Markets closed mixed today:
▼ Dow: -0.75 percent
▼ Nasdaq: -0.39 percent
▼ S&P: -0.67 percent
▼ Gold: down -0.98 percent to $1,590.50 an ounce
▼ Silver: down -0.95 percent to settle at $29.18 an ounce
▼ Oil: -0.95 percent
Markets were mixed because:
Fear of European debt is once again playing havoc with Wall Street.
Stocks pitched down Wednesday in the United States as borrowing rates climbed for Spain and Italy, a sign that investors are losing confidence in those countries' finances.
Spain's 10-year borrowing rate leapt to 6.06 percent from 5.70 percent early Tuesday. Many fear that Spain, strangled by high unemployment and a real estate collapse, could be the next nation to require financial rescue.

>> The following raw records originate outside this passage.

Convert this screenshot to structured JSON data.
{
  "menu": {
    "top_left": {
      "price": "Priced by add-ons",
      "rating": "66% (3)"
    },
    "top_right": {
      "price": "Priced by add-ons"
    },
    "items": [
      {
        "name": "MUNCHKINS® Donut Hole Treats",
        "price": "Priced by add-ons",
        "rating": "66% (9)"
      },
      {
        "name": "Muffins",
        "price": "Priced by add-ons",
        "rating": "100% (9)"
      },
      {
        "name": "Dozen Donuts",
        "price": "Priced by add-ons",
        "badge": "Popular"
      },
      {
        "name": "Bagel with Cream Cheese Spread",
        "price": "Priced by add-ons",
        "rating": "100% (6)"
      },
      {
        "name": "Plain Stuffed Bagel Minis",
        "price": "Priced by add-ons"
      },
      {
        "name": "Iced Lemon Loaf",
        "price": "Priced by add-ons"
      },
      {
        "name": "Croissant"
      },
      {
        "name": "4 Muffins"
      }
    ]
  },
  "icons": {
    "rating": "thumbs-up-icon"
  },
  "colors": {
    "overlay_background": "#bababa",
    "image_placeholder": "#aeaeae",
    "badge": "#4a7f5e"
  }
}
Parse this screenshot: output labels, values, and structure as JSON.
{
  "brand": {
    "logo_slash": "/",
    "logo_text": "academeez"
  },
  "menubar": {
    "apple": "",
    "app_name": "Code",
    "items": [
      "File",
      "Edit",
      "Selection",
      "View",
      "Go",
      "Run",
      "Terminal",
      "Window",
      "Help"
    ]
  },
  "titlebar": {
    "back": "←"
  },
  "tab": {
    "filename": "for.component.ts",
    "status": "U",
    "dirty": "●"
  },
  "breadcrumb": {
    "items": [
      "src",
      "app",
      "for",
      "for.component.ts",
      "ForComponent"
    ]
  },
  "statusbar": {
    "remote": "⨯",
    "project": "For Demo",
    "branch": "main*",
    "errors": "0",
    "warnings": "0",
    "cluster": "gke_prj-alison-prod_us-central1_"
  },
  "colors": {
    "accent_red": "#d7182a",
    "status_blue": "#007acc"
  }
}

The Dow Jones industrial average was down as much as 184 points before recovering about half of the loss. Still, the average has fallen for six consecutive days, its longest losing streak since last summer.
The Dow soared 2,624 points, or 25 percent, from Oct. 3 through May 1 as European leaders appeared to get a handle on the debt crisis. Last fall, nations that use the euro agreed to enforce budget discipline across the region.
Since May 1, when the Dow closed at a four-year high, worries about Europe have resurfaced. In elections on Sunday, Greek and French voters ousted leaders who had imposed tough spending cuts to soothe investors.
In the six losing days that ended Wednesday, the Dow gave back 444 points - one-sixth of the points it gained during its eight-month rally. The Dow closed down 97.03 points, or 0.8 percent, at 12,835.06.
Greece, without a government since Sunday's elections, appears increasingly likely to exit the euro currency union or be forced out. The resulting uncertainty could cause turmoil throughout global markets.
European stocks are having one of their worst weeks in months. London's FTSE 100 index is down 2.2 percent this week, its worst performance since December. Stocks in Athens are down 10.8 percent, the most since August.
Cash flowed into ultra-safe investments such as U.S. Treasurys, pushing the yield on the 10-year note as low as 1.80 percent, near a seven-month low. The yield finished the day at 1.84 percent as stocks moved off their earlier lows.
One reason that demand for Treasurys is increasing: As Europe deteriorates and hiring in the U.S. slows, traders believe that the Federal Reserve is more likely to engage in another round of bond-buying to juice the economy.
The Associated Press contributed to this report.